We then moved in a northerly direction thinking (or more likely hoping) that we were on the correct spur to position D which was a very scrubby hillock which we thoroughly checked for a control, alas to no avail. By now, Evelyn had taken over, finally agreeing that hopeless Hubby had lost the plot and we hadn’t seen a spider since we started the rogaine. Re-tracing our steps back to where we thought we knew where we were, hill 666 (which we thought was possibly hill 671), we moved down to position E, a small knoll where the control (we thought) should have been – alas no control. Sitting down to regroup and not waste any more time (hours not minutes were being consumed by this control) we poured over the map to work out where we were. In the clear night we could see other teams moving along the correct spur to the NW. A compass bearing to the east to hill 661 locked in our position and we headed back to position D where all we had to do was cross a saddle to get to the correct spur. However, looking across to the other ridge line from D, the saddle could not been seen in the dark and looked like a deep ravine to us. At night both Evelyn and I have a lot of trouble with depth perception and have been caught numerous times thinking a shallow creek line as impassable at night which we wouldn’t give a second thought to traversing during the day (and when we are tired we forget to remember those other similar times).

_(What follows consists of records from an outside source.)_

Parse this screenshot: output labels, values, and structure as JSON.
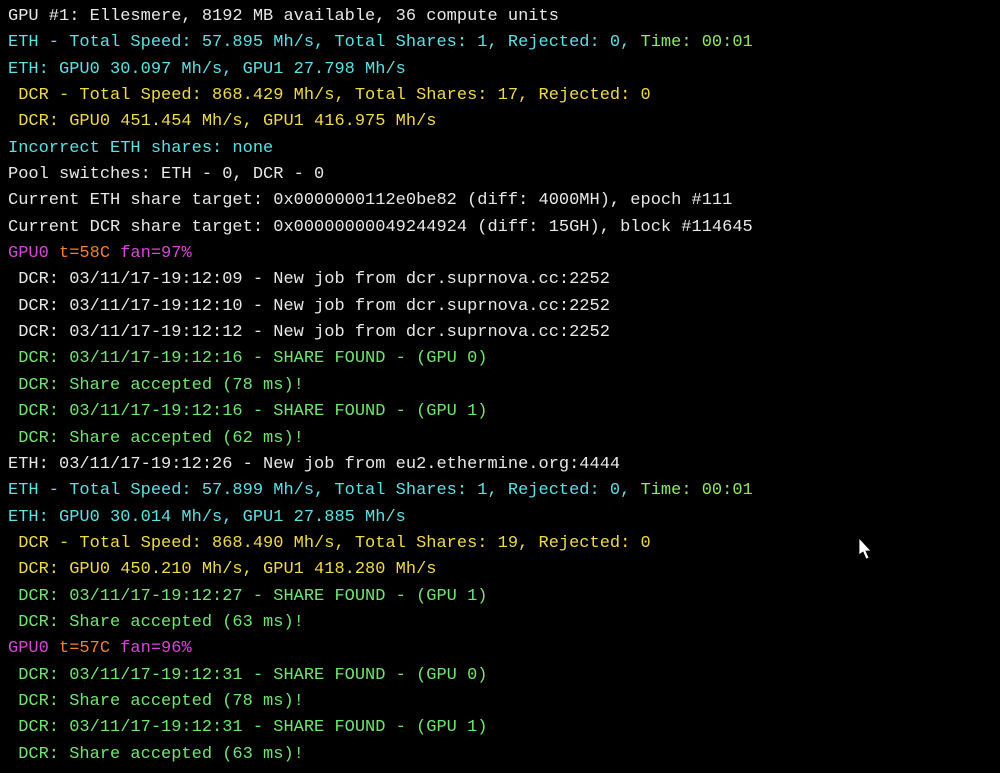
{
  "gpu1_info": "GPU #1: Ellesmere, 8192 MB available, 36 compute units",
  "eth_total_1": "ETH - Total Speed: 57.895 Mh/s, Total Shares: 1, Rejected: 0, ",
  "eth_time_1": "Time: 00:01",
  "eth_per_gpu_1": "ETH: GPU0 30.097 Mh/s, GPU1 27.798 Mh/s",
  "dcr_total_1": " DCR - Total Speed: 868.429 Mh/s, Total Shares: 17, Rejected: 0",
  "dcr_per_gpu_1": " DCR: GPU0 451.454 Mh/s, GPU1 416.975 Mh/s",
  "incorrect_eth": "Incorrect ETH shares: none",
  "pool_switches": "Pool switches: ETH - 0, DCR - 0",
  "eth_target": "Current ETH share target: 0x0000000112e0be82 (diff: 4000MH), epoch #111",
  "dcr_target": "Current DCR share target: 0x00000000049244924 (diff: 15GH), block #114645",
  "gpu_status_1_label": "GPU0 ",
  "gpu_status_1_temp": "t=58C ",
  "gpu_status_1_fan": "fan=97%",
  "blank": "",
  "dcr_job_1": " DCR: 03/11/17-19:12:09 - New job from dcr.suprnova.cc:2252",
  "dcr_job_2": " DCR: 03/11/17-19:12:10 - New job from dcr.suprnova.cc:2252",
  "dcr_job_3": " DCR: 03/11/17-19:12:12 - New job from dcr.suprnova.cc:2252",
  "dcr_found_1": " DCR: 03/11/17-19:12:16 - SHARE FOUND - (GPU 0)",
  "dcr_accept_1": " DCR: Share accepted (78 ms)!",
  "dcr_found_2": " DCR: 03/11/17-19:12:16 - SHARE FOUND - (GPU 1)",
  "dcr_accept_2": " DCR: Share accepted (62 ms)!",
  "eth_job_1": "ETH: 03/11/17-19:12:26 - New job from eu2.ethermine.org:4444",
  "eth_total_2": "ETH - Total Speed: 57.899 Mh/s, Total Shares: 1, Rejected: 0, ",
  "eth_time_2": "Time: 00:01",
  "eth_per_gpu_2": "ETH: GPU0 30.014 Mh/s, GPU1 27.885 Mh/s",
  "dcr_total_2": " DCR - Total Speed: 868.490 Mh/s, Total Shares: 19, Rejected: 0",
  "dcr_per_gpu_2": " DCR: GPU0 450.210 Mh/s, GPU1 418.280 Mh/s",
  "dcr_found_3": " DCR: 03/11/17-19:12:27 - SHARE FOUND - (GPU 1)",
  "dcr_accept_3": " DCR: Share accepted (63 ms)!",
  "gpu_status_2_label": "GPU0 ",
  "gpu_status_2_temp": "t=57C ",
  "gpu_status_2_fan": "fan=96%",
  "dcr_found_4": " DCR: 03/11/17-19:12:31 - SHARE FOUND - (GPU 0)",
  "dcr_accept_4": " DCR: Share accepted (78 ms)!",
  "dcr_found_5": " DCR: 03/11/17-19:12:31 - SHARE FOUND - (GPU 1)",
  "dcr_accept_5": " DCR: Share accepted (63 ms)!"
}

Eventually we forged our way across to the right ridge line and, not knowing our exact location, turned south away from the control probably wasting another 20 minutes or so.
All in all it was a depressing saga on a leg which probably would have taken us around 60 to 70 minutes to do, with a break in the middle, took us almost 4 hours (and after looking at the results, one team doing the same leg took even longer). There are numerous articles (from Rogaining and Orienteering) on how to re-group when you find yourself lost on the course, but probably the most important point is to have a confident, logical, working brain (and if you had one of those functioning all the time you wouldn’t get lost in the first place).
In our case, after stopping for a short while, I think that I just mentally shut down and I didn’t really switch on again until daylight came. Evelyn (apart from the spider issue – we orienteer in the Flinders Ranges a lot and sometimes there are plague numbers of Golden Orb spiders) was also physically and mentally tired and not confident to be suddenly thrust into assuming the lead position, so we floundered around. We possibly could have done a lot better if I had gone to sleep on the ground where we stopped for 30 minutes or so, but as we had lost time earlier, the pressure was on to try and stick to our original time schedule and route choice. Sadly things happen in threes and another route choice disaster happened to us shortly before day break after visiting C93.
Perhaps we should have a “Rogaining for Dummies” book with a footnote saying when all else fails, head to the Hash House for spiritual guidance.
Strangely, at our next 24hr rogaine (at Wirrabara in the Southern Flinders Ranges) we had a perfect night, spiking all our night time controls. It’s a weird and wonderful sport.